A team will not be permitted to play in any facility in which it has played more than three games during its season, not including exhibitions and conference postseason tournaments.
A host institution’s team shall not be permitted to play at the site where the institution is hosting. However, the team may play on the same days when the institution is hosting.
Teams may play at a site where the conference of which it is a member is serving as the host.
A team may be moved up or down one (or in extraordinary circumstances) two lines from its true seed line (e.g., from the 13 seed line to the 12 seed line; or from a 12 seed line to a 13 seed line) when it is placed in the bracket if necessary to meet the principles.
Procedures for Placing the Teams into the Bracket
1. The committee will place the four No. 1 seeds in each of the four regions, thus determining the Final Four semifinals pairings (overall 1 vs. 4; 2 vs. 3).
2. The committee will then place the No. 2 seeds in each region in true seed list order. The committee may relax the principle of keeping teams as close to their area of natural interest for seeding teams on the No. 2 line to avoid, for example, the overall No. 5 seed being sent to the same region as the overall No. 1 seed. The committee will not compromise the principle of keeping teams from the same conference in separate regions.

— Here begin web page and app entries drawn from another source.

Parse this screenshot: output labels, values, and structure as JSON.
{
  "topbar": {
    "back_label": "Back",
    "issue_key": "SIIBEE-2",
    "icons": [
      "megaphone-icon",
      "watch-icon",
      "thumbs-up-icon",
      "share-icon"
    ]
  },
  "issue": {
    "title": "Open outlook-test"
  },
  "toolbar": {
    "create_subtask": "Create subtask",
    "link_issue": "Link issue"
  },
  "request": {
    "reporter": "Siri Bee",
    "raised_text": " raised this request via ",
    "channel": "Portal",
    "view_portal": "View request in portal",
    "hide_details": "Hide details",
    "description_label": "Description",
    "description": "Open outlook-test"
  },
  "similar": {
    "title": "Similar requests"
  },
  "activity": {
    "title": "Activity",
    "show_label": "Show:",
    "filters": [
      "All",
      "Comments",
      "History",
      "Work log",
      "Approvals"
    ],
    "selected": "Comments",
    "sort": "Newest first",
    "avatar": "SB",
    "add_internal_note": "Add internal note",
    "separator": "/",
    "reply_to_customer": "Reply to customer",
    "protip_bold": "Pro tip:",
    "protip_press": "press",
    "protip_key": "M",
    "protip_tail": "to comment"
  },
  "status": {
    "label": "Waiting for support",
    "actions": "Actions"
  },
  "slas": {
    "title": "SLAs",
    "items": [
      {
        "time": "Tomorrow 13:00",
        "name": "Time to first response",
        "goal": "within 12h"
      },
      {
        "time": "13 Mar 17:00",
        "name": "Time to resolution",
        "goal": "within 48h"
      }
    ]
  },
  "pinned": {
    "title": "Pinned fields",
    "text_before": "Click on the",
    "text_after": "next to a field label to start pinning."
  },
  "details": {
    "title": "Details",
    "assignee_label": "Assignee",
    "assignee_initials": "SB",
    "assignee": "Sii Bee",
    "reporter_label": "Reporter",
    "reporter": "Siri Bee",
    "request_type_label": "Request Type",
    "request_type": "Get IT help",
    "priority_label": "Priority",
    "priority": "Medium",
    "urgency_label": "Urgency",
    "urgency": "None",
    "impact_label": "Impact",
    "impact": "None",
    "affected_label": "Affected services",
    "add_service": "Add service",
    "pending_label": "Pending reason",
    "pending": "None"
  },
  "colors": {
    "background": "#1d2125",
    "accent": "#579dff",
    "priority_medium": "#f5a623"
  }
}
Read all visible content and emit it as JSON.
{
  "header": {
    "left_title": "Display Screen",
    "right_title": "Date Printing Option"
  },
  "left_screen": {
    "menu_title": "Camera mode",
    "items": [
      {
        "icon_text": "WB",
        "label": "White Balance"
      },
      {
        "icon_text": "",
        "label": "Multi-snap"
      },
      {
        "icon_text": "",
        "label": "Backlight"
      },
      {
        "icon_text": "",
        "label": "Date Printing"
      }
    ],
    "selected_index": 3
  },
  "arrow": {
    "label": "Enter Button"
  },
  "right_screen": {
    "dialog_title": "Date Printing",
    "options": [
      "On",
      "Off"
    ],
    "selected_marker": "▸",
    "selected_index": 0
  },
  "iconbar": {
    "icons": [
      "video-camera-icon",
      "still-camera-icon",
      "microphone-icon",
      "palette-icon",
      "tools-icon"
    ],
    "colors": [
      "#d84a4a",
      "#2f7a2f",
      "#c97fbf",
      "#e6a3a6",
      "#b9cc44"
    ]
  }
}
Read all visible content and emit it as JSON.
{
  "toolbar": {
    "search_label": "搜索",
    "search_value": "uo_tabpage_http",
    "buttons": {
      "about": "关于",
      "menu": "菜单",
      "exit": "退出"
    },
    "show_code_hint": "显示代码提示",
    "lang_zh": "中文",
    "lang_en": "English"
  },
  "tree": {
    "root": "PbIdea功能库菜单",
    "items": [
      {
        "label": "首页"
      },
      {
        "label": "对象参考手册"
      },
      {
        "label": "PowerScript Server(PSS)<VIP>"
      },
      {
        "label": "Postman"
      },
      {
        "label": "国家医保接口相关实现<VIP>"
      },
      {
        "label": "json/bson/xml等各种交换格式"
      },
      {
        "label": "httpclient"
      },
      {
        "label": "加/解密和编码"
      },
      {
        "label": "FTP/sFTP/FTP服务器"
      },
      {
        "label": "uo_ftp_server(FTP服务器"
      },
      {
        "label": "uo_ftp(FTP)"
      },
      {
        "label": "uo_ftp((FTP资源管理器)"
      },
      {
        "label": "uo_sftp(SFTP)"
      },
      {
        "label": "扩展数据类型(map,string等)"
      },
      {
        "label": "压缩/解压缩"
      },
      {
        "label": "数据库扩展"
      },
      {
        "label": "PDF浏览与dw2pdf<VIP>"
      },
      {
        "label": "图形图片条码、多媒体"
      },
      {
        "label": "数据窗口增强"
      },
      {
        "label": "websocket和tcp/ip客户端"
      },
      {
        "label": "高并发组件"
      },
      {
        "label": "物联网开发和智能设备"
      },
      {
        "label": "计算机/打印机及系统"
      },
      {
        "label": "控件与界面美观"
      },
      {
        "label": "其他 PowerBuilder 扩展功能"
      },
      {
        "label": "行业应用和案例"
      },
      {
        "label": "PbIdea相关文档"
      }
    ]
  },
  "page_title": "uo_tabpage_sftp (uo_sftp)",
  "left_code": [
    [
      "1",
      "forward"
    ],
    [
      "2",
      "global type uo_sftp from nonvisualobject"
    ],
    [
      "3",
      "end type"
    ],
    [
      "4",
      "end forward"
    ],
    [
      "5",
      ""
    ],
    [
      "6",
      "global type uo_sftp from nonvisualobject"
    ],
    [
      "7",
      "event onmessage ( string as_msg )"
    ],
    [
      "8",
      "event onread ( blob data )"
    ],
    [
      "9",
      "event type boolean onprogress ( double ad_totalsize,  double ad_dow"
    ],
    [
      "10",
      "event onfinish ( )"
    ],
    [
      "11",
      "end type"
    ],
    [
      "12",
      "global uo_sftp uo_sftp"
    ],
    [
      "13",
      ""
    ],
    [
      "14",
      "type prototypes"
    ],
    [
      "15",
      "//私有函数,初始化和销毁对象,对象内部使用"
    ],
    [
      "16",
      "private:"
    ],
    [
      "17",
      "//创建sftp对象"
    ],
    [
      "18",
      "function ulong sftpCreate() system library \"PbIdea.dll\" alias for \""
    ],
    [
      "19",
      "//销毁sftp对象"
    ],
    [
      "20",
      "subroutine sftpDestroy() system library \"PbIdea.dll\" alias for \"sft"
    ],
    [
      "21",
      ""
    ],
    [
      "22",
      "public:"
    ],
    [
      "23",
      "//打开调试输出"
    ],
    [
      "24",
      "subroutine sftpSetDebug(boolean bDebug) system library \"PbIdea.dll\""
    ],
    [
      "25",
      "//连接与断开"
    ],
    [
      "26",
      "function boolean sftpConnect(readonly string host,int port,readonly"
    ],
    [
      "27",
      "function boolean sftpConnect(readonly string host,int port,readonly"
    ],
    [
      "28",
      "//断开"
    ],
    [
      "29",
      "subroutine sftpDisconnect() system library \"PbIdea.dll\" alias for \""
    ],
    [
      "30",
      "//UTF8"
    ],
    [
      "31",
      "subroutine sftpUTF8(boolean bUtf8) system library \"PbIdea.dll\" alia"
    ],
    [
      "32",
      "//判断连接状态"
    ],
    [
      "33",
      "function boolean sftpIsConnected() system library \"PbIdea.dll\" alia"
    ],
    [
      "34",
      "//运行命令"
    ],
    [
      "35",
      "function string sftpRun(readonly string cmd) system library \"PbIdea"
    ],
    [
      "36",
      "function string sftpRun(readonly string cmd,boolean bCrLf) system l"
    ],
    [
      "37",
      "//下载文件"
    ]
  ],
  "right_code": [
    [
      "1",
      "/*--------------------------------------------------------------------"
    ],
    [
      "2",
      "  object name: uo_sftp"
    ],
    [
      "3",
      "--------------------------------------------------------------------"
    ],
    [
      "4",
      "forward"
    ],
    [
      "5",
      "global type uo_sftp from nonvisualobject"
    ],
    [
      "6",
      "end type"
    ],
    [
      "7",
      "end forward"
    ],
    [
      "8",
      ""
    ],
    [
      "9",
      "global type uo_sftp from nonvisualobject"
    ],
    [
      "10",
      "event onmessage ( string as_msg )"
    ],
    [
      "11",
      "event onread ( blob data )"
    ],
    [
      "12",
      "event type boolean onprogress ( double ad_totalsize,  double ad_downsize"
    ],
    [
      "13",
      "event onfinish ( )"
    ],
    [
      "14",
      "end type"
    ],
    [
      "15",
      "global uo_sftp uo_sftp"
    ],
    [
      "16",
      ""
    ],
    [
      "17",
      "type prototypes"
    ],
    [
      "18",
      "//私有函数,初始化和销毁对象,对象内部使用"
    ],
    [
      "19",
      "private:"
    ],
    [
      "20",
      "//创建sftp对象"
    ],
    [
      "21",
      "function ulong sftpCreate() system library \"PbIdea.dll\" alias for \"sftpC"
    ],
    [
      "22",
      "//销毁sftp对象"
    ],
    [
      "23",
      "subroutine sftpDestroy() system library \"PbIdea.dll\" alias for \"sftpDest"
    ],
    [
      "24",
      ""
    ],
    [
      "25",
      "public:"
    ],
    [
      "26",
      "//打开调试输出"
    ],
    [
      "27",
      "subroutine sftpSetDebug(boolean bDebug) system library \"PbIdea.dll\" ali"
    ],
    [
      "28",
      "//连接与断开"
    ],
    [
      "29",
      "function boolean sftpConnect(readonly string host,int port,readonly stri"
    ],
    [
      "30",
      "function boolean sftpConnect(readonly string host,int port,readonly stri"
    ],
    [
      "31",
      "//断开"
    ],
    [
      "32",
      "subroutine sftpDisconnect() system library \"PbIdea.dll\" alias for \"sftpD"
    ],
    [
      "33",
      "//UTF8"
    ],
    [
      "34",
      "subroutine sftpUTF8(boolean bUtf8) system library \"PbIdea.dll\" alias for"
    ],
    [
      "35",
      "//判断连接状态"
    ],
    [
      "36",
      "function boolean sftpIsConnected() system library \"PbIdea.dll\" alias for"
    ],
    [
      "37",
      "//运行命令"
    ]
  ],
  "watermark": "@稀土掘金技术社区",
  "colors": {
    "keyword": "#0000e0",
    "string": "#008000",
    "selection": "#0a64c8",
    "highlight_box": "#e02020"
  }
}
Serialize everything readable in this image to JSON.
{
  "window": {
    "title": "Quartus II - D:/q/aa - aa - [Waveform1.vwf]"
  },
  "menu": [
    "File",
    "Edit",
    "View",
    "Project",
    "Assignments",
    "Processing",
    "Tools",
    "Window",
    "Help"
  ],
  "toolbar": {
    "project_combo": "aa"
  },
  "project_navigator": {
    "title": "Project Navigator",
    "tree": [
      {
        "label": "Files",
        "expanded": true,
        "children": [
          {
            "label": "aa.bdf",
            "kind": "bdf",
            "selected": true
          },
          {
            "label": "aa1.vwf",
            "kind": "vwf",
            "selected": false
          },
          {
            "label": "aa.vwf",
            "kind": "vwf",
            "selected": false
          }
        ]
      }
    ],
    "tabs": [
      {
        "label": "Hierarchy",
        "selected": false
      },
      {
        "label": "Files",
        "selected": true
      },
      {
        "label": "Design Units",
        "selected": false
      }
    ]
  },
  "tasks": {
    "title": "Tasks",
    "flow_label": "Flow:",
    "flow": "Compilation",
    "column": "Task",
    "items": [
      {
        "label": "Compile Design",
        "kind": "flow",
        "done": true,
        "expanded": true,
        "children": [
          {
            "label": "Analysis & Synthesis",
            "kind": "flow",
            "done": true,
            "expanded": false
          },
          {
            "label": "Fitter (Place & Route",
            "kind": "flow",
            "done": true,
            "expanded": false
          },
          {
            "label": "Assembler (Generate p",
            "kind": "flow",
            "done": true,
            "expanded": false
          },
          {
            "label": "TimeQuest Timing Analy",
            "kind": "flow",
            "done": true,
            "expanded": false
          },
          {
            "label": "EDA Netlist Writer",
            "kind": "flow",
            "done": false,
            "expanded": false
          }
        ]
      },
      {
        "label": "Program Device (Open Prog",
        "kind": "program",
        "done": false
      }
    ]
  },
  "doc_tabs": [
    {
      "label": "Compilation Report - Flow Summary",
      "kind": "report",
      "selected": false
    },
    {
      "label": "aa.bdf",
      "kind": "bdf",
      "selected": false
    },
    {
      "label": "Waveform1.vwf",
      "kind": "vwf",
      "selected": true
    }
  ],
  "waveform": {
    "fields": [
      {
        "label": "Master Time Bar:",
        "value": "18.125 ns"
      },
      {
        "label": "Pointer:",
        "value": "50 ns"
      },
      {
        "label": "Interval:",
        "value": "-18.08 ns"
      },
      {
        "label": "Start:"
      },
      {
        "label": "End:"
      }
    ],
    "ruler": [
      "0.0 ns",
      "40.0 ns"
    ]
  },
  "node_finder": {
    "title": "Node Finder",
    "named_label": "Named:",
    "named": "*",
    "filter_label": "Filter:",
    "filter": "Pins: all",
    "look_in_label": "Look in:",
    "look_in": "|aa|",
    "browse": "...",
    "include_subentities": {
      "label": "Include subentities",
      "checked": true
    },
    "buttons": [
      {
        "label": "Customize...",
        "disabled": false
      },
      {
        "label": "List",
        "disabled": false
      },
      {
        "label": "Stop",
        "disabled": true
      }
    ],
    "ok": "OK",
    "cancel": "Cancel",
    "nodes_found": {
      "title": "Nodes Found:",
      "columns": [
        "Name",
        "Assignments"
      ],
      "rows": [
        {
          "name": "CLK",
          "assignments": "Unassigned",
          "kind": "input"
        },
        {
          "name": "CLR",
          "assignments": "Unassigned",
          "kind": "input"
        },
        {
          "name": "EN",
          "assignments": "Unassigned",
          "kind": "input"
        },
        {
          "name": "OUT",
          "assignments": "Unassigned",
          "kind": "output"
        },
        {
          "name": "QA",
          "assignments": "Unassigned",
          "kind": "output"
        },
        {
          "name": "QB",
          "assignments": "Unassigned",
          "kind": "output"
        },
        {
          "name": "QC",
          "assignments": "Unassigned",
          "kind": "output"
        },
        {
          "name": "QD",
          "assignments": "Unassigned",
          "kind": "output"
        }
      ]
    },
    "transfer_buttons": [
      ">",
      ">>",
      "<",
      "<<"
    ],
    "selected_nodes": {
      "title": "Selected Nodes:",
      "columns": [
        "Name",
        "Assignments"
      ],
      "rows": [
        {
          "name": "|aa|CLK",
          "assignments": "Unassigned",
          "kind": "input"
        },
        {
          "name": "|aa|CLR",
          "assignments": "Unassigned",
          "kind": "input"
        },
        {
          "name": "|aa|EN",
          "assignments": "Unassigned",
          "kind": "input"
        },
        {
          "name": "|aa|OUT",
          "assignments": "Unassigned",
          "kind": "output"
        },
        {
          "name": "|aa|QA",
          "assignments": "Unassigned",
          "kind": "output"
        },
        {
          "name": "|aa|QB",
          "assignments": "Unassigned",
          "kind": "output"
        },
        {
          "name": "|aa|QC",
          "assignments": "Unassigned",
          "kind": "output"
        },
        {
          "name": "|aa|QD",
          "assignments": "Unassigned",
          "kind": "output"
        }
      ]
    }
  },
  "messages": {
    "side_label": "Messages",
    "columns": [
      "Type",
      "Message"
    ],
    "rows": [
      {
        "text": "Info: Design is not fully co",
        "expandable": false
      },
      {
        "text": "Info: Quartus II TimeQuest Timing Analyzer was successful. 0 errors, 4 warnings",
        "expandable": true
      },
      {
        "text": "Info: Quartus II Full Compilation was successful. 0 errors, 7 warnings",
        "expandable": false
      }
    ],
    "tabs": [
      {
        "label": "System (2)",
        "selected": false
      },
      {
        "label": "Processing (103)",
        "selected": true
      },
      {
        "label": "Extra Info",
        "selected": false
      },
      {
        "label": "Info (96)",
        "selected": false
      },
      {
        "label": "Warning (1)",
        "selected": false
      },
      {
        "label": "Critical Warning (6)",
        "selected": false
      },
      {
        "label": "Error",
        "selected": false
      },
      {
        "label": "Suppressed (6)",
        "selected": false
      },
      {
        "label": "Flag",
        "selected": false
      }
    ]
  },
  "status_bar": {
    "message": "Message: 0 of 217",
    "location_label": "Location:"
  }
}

3. The committee will then place the No. 3 seeds in each region in true seed list order.
4. The committee will then place the No. 4 seeds in each region in true seed list order.
5. After the top four seed lines have been assigned, the committee will review the relative strengths of the regions by adding the “true seed” numbers in each region to determine if any severe numerical imbalance exists. Generally, no more than five points should separate the lowest and highest total.
6. In “true seed” order, the committee then assigns each team (and, therefore, all teams in its bracket group—e.g., seeds 1, 8, 9, 16) to first-/second-round sites.
7. The committee will then place seeds Nos. 5-16 in the bracket, per the principles. The four teams assigned to the seed line, 5 through 16, will have the same numerical
1. If possible, rematches of non-conference regular-season games should be avoided in the First Four and first round.
2. If possible, after examining the previous two years’ brackets, teams or conferences will not be moved out of its natural region or geographic area an inordinate number of times.
3. If possible, rematches from the previous two tournaments should be avoided in the first round.
• NCAA.org: DI Men's Basketball Selections 101